Work item
Your reply is to be the lines below, exactly as written, with images omitted.

Data about app and page elements
----------------------------------------

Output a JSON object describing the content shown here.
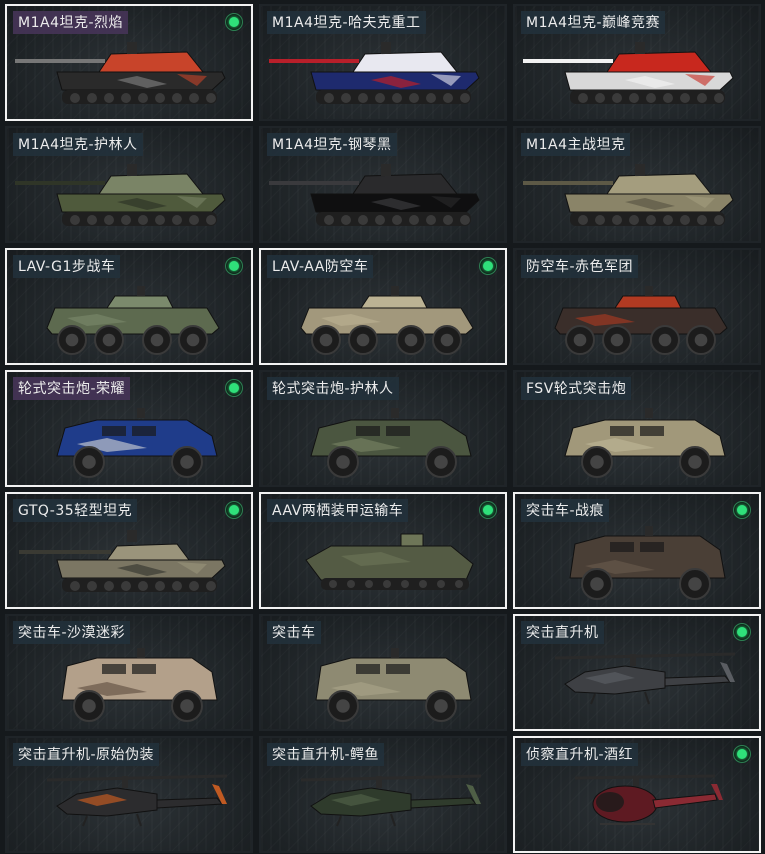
{
  "vehicles": [
    {
      "name": "M1A4坦克-烈焰",
      "icon": "tank-icon",
      "owned": true,
      "selected": true,
      "tag": "purple",
      "colors": [
        "#2a2a2a",
        "#c8442a",
        "#777"
      ]
    },
    {
      "name": "M1A4坦克-哈夫克重工",
      "icon": "tank-icon",
      "owned": false,
      "selected": false,
      "tag": "blue",
      "colors": [
        "#1e2a6e",
        "#e8e8f0",
        "#b81f2a"
      ]
    },
    {
      "name": "M1A4坦克-巅峰竞赛",
      "icon": "tank-icon",
      "owned": false,
      "selected": false,
      "tag": "blue",
      "colors": [
        "#d8d8d8",
        "#c8281e",
        "#f2f2f2"
      ]
    },
    {
      "name": "M1A4坦克-护林人",
      "icon": "tank-icon",
      "owned": false,
      "selected": false,
      "tag": "blue",
      "colors": [
        "#4f5a3c",
        "#7a8466",
        "#2f3527"
      ]
    },
    {
      "name": "M1A4坦克-钢琴黑",
      "icon": "tank-icon",
      "owned": false,
      "selected": false,
      "tag": "blue",
      "colors": [
        "#0f0f10",
        "#2a2a2c",
        "#3a3a3d"
      ]
    },
    {
      "name": "M1A4主战坦克",
      "icon": "tank-icon",
      "owned": false,
      "selected": false,
      "tag": "blue",
      "colors": [
        "#8a8468",
        "#a49d7e",
        "#5d5946"
      ]
    },
    {
      "name": "LAV-G1步战车",
      "icon": "ifv-icon",
      "owned": true,
      "selected": true,
      "tag": "blue",
      "colors": [
        "#5d6a4f",
        "#7b8a6c",
        "#2e2e2e"
      ]
    },
    {
      "name": "LAV-AA防空车",
      "icon": "ifv-icon",
      "owned": true,
      "selected": true,
      "tag": "blue",
      "colors": [
        "#a2987c",
        "#bcb394",
        "#2e2e2e"
      ]
    },
    {
      "name": "防空车-赤色军团",
      "icon": "ifv-icon",
      "owned": false,
      "selected": false,
      "tag": "blue",
      "colors": [
        "#3a2e2a",
        "#b13a22",
        "#2e2e2e"
      ]
    },
    {
      "name": "轮式突击炮-荣耀",
      "icon": "armored-car-icon",
      "owned": true,
      "selected": true,
      "tag": "purple",
      "colors": [
        "#1f3c8a",
        "#d8d8d8",
        "#2e2e2e"
      ]
    },
    {
      "name": "轮式突击炮-护林人",
      "icon": "armored-car-icon",
      "owned": false,
      "selected": false,
      "tag": "blue",
      "colors": [
        "#4b5640",
        "#7a8566",
        "#2e2e2e"
      ]
    },
    {
      "name": "FSV轮式突击炮",
      "icon": "armored-car-icon",
      "owned": false,
      "selected": false,
      "tag": "blue",
      "colors": [
        "#a1987a",
        "#c0b798",
        "#2e2e2e"
      ]
    },
    {
      "name": "GTQ-35轻型坦克",
      "icon": "light-tank-icon",
      "owned": true,
      "selected": true,
      "tag": "blue",
      "colors": [
        "#7b7663",
        "#9a947b",
        "#3a3a33"
      ]
    },
    {
      "name": "AAV两栖装甲运输车",
      "icon": "amphibious-apc-icon",
      "owned": true,
      "selected": true,
      "tag": "blue",
      "colors": [
        "#545b44",
        "#6e7658",
        "#2d2f25"
      ]
    },
    {
      "name": "突击车-战痕",
      "icon": "assault-vehicle-icon",
      "owned": true,
      "selected": true,
      "tag": "blue",
      "colors": [
        "#4a3f36",
        "#6b5c4e",
        "#2a2a2a"
      ]
    },
    {
      "name": "突击车-沙漠迷彩",
      "icon": "assault-vehicle-icon",
      "owned": false,
      "selected": false,
      "tag": "blue",
      "colors": [
        "#b3a08a",
        "#5a4a3c",
        "#2a2a2a"
      ]
    },
    {
      "name": "突击车",
      "icon": "assault-vehicle-icon",
      "owned": false,
      "selected": false,
      "tag": "blue",
      "colors": [
        "#8e8a72",
        "#aaa58b",
        "#2a2a2a"
      ]
    },
    {
      "name": "突击直升机",
      "icon": "attack-helicopter-icon",
      "owned": true,
      "selected": true,
      "tag": "blue",
      "colors": [
        "#3e4044",
        "#5a5d62",
        "#2a2a2a"
      ]
    },
    {
      "name": "突击直升机-原始伪装",
      "icon": "attack-helicopter-icon",
      "owned": false,
      "selected": false,
      "tag": "blue",
      "colors": [
        "#2c2c2e",
        "#c05a22",
        "#444"
      ]
    },
    {
      "name": "突击直升机-鳄鱼",
      "icon": "attack-helicopter-icon",
      "owned": false,
      "selected": false,
      "tag": "blue",
      "colors": [
        "#2f3b2c",
        "#4f5f46",
        "#222"
      ]
    },
    {
      "name": "侦察直升机-酒红",
      "icon": "scout-helicopter-icon",
      "owned": true,
      "selected": true,
      "tag": "blue",
      "colors": [
        "#5e1a22",
        "#8a2a33",
        "#2a2a2a"
      ]
    }
  ]
}
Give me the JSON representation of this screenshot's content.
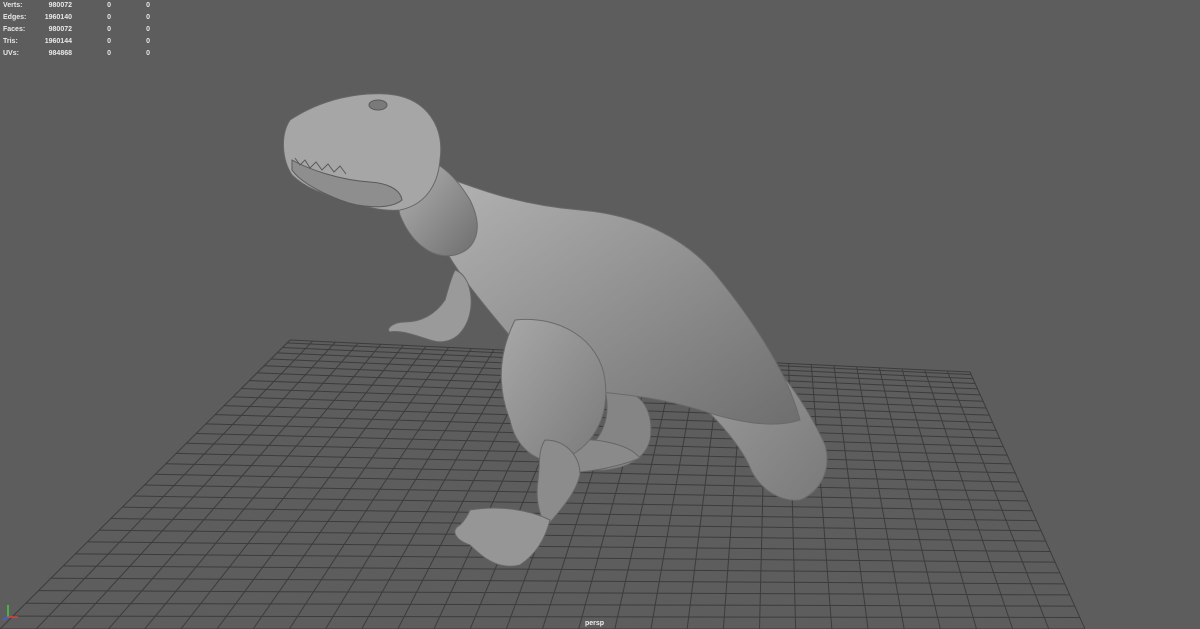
{
  "hud": {
    "rows": [
      {
        "label": "Verts:",
        "object": "980072",
        "selected": "0",
        "component": "0"
      },
      {
        "label": "Edges:",
        "object": "1960140",
        "selected": "0",
        "component": "0"
      },
      {
        "label": "Faces:",
        "object": "980072",
        "selected": "0",
        "component": "0"
      },
      {
        "label": "Tris:",
        "object": "1960144",
        "selected": "0",
        "component": "0"
      },
      {
        "label": "UVs:",
        "object": "984868",
        "selected": "0",
        "component": "0"
      }
    ]
  },
  "viewport": {
    "camera": "persp",
    "background_color": "#5d5d5d",
    "grid_color": "#3c3c3c",
    "model_color": "#9a9a9a"
  },
  "axis_gizmo": {
    "x_color": "#e04040",
    "y_color": "#40d040",
    "z_color": "#4060e0"
  }
}
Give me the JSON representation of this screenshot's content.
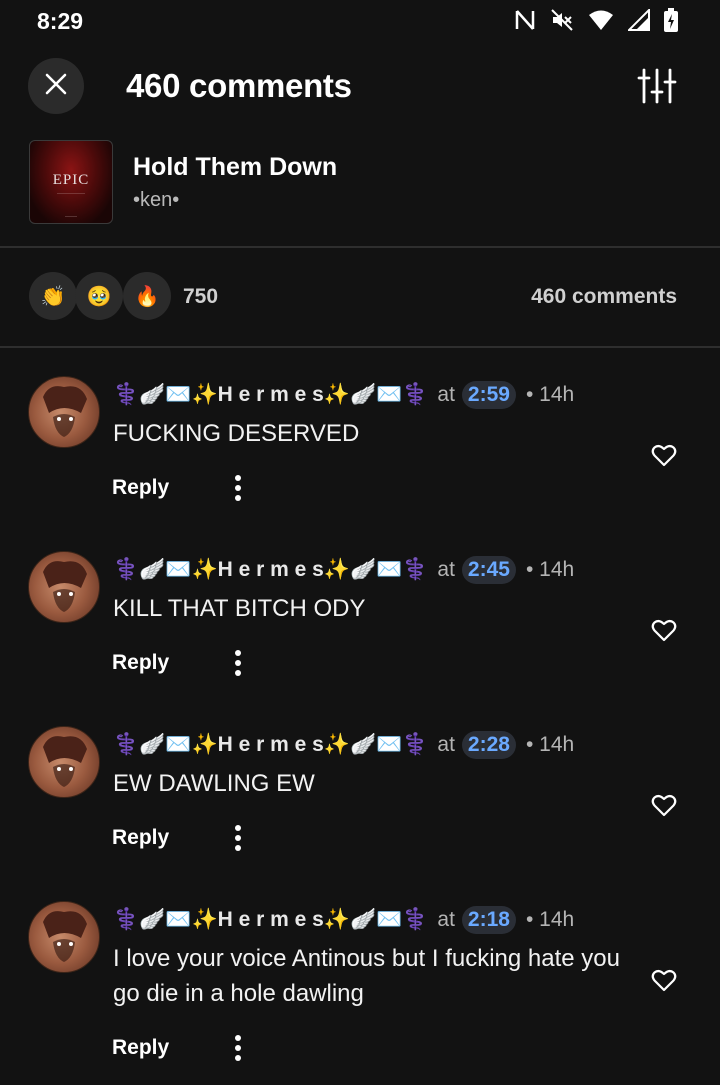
{
  "status_bar": {
    "time": "8:29"
  },
  "header": {
    "title": "460 comments"
  },
  "track": {
    "title": "Hold Them Down",
    "artist": "•ken•",
    "art_title": "EPIC"
  },
  "reactions": {
    "emojis": [
      "👏",
      "🥹",
      "🔥"
    ],
    "count": "750",
    "comments_count": "460 comments"
  },
  "comments": [
    {
      "author": "⚕️🪽✉️✨H e r m e s✨🪽✉️⚕️",
      "at": "at",
      "timestamp": "2:59",
      "ago": "• 14h",
      "text": "FUCKING DESERVED",
      "reply": "Reply"
    },
    {
      "author": "⚕️🪽✉️✨H e r m e s✨🪽✉️⚕️",
      "at": "at",
      "timestamp": "2:45",
      "ago": "• 14h",
      "text": "KILL THAT BITCH ODY",
      "reply": "Reply"
    },
    {
      "author": "⚕️🪽✉️✨H e r m e s✨🪽✉️⚕️",
      "at": "at",
      "timestamp": "2:28",
      "ago": "• 14h",
      "text": "EW DAWLING EW",
      "reply": "Reply"
    },
    {
      "author": "⚕️🪽✉️✨H e r m e s✨🪽✉️⚕️",
      "at": "at",
      "timestamp": "2:18",
      "ago": "• 14h",
      "text": "I love your voice Antinous but I fucking hate you go die in a hole dawling",
      "reply": "Reply"
    }
  ]
}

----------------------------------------

Written response
Output a JSON object describing the content shown here.
{
  "vehicles": [
    {
      "name": "M1A4坦克-烈焰",
      "icon": "tank-icon",
      "owned": true,
      "selected": true,
      "tag": "purple",
      "colors": [
        "#2a2a2a",
        "#c8442a",
        "#777"
      ]
    },
    {
      "name": "M1A4坦克-哈夫克重工",
      "icon": "tank-icon",
      "owned": false,
      "selected": false,
      "tag": "blue",
      "colors": [
        "#1e2a6e",
        "#e8e8f0",
        "#b81f2a"
      ]
    },
    {
      "name": "M1A4坦克-巅峰竞赛",
      "icon": "tank-icon",
      "owned": false,
      "selected": false,
      "tag": "blue",
      "colors": [
        "#d8d8d8",
        "#c8281e",
        "#f2f2f2"
      ]
    },
    {
      "name": "M1A4坦克-护林人",
      "icon": "tank-icon",
      "owned": false,
      "selected": false,
      "tag": "blue",
      "colors": [
        "#4f5a3c",
        "#7a8466",
        "#2f3527"
      ]
    },
    {
      "name": "M1A4坦克-钢琴黑",
      "icon": "tank-icon",
      "owned": false,
      "selected": false,
      "tag": "blue",
      "colors": [
        "#0f0f10",
        "#2a2a2c",
        "#3a3a3d"
      ]
    },
    {
      "name": "M1A4主战坦克",
      "icon": "tank-icon",
      "owned": false,
      "selected": false,
      "tag": "blue",
      "colors": [
        "#8a8468",
        "#a49d7e",
        "#5d5946"
      ]
    },
    {
      "name": "LAV-G1步战车",
      "icon": "ifv-icon",
      "owned": true,
      "selected": true,
      "tag": "blue",
      "colors": [
        "#5d6a4f",
        "#7b8a6c",
        "#2e2e2e"
      ]
    },
    {
      "name": "LAV-AA防空车",
      "icon": "ifv-icon",
      "owned": true,
      "selected": true,
      "tag": "blue",
      "colors": [
        "#a2987c",
        "#bcb394",
        "#2e2e2e"
      ]
    },
    {
      "name": "防空车-赤色军团",
      "icon": "ifv-icon",
      "owned": false,
      "selected": false,
      "tag": "blue",
      "colors": [
        "#3a2e2a",
        "#b13a22",
        "#2e2e2e"
      ]
    },
    {
      "name": "轮式突击炮-荣耀",
      "icon": "armored-car-icon",
      "owned": true,
      "selected": true,
      "tag": "purple",
      "colors": [
        "#1f3c8a",
        "#d8d8d8",
        "#2e2e2e"
      ]
    },
    {
      "name": "轮式突击炮-护林人",
      "icon": "armored-car-icon",
      "owned": false,
      "selected": false,
      "tag": "blue",
      "colors": [
        "#4b5640",
        "#7a8566",
        "#2e2e2e"
      ]
    },
    {
      "name": "FSV轮式突击炮",
      "icon": "armored-car-icon",
      "owned": false,
      "selected": false,
      "tag": "blue",
      "colors": [
        "#a1987a",
        "#c0b798",
        "#2e2e2e"
      ]
    },
    {
      "name": "GTQ-35轻型坦克",
      "icon": "light-tank-icon",
      "owned": true,
      "selected": true,
      "tag": "blue",
      "colors": [
        "#7b7663",
        "#9a947b",
        "#3a3a33"
      ]
    },
    {
      "name": "AAV两栖装甲运输车",
      "icon": "amphibious-apc-icon",
      "owned": true,
      "selected": true,
      "tag": "blue",
      "colors": [
        "#545b44",
        "#6e7658",
        "#2d2f25"
      ]
    },
    {
      "name": "突击车-战痕",
      "icon": "assault-vehicle-icon",
      "owned": true,
      "selected": true,
      "tag": "blue",
      "colors": [
        "#4a3f36",
        "#6b5c4e",
        "#2a2a2a"
      ]
    },
    {
      "name": "突击车-沙漠迷彩",
      "icon": "assault-vehicle-icon",
      "owned": false,
      "selected": false,
      "tag": "blue",
      "colors": [
        "#b3a08a",
        "#5a4a3c",
        "#2a2a2a"
      ]
    },
    {
      "name": "突击车",
      "icon": "assault-vehicle-icon",
      "owned": false,
      "selected": false,
      "tag": "blue",
      "colors": [
        "#8e8a72",
        "#aaa58b",
        "#2a2a2a"
      ]
    },
    {
      "name": "突击直升机",
      "icon": "attack-helicopter-icon",
      "owned": true,
      "selected": true,
      "tag": "blue",
      "colors": [
        "#3e4044",
        "#5a5d62",
        "#2a2a2a"
      ]
    },
    {
      "name": "突击直升机-原始伪装",
      "icon": "attack-helicopter-icon",
      "owned": false,
      "selected": false,
      "tag": "blue",
      "colors": [
        "#2c2c2e",
        "#c05a22",
        "#444"
      ]
    },
    {
      "name": "突击直升机-鳄鱼",
      "icon": "attack-helicopter-icon",
      "owned": false,
      "selected": false,
      "tag": "blue",
      "colors": [
        "#2f3b2c",
        "#4f5f46",
        "#222"
      ]
    },
    {
      "name": "侦察直升机-酒红",
      "icon": "scout-helicopter-icon",
      "owned": true,
      "selected": true,
      "tag": "blue",
      "colors": [
        "#5e1a22",
        "#8a2a33",
        "#2a2a2a"
      ]
    }
  ]
}
Give me the JSON representation of this screenshot's content.
{
  "hud": {
    "rows": [
      {
        "label": "Verts:",
        "object": "980072",
        "selected": "0",
        "component": "0"
      },
      {
        "label": "Edges:",
        "object": "1960140",
        "selected": "0",
        "component": "0"
      },
      {
        "label": "Faces:",
        "object": "980072",
        "selected": "0",
        "component": "0"
      },
      {
        "label": "Tris:",
        "object": "1960144",
        "selected": "0",
        "component": "0"
      },
      {
        "label": "UVs:",
        "object": "984868",
        "selected": "0",
        "component": "0"
      }
    ]
  },
  "viewport": {
    "camera": "persp",
    "background_color": "#5d5d5d",
    "grid_color": "#3c3c3c",
    "model_color": "#9a9a9a"
  },
  "axis_gizmo": {
    "x_color": "#e04040",
    "y_color": "#40d040",
    "z_color": "#4060e0"
  }
}
Give me the JSON representation of this screenshot's content.
{
  "status_bar": {
    "time": "8:29"
  },
  "header": {
    "title": "460 comments"
  },
  "track": {
    "title": "Hold Them Down",
    "artist": "•ken•",
    "art_title": "EPIC"
  },
  "reactions": {
    "emojis": [
      "👏",
      "🥹",
      "🔥"
    ],
    "count": "750",
    "comments_count": "460 comments"
  },
  "comments": [
    {
      "author": "⚕️🪽✉️✨H e r m e s✨🪽✉️⚕️",
      "at": "at",
      "timestamp": "2:59",
      "ago": "• 14h",
      "text": "FUCKING DESERVED",
      "reply": "Reply"
    },
    {
      "author": "⚕️🪽✉️✨H e r m e s✨🪽✉️⚕️",
      "at": "at",
      "timestamp": "2:45",
      "ago": "• 14h",
      "text": "KILL THAT BITCH ODY",
      "reply": "Reply"
    },
    {
      "author": "⚕️🪽✉️✨H e r m e s✨🪽✉️⚕️",
      "at": "at",
      "timestamp": "2:28",
      "ago": "• 14h",
      "text": "EW DAWLING EW",
      "reply": "Reply"
    },
    {
      "author": "⚕️🪽✉️✨H e r m e s✨🪽✉️⚕️",
      "at": "at",
      "timestamp": "2:18",
      "ago": "• 14h",
      "text": "I love your voice Antinous but I fucking hate you go die in a hole dawling",
      "reply": "Reply"
    }
  ]
}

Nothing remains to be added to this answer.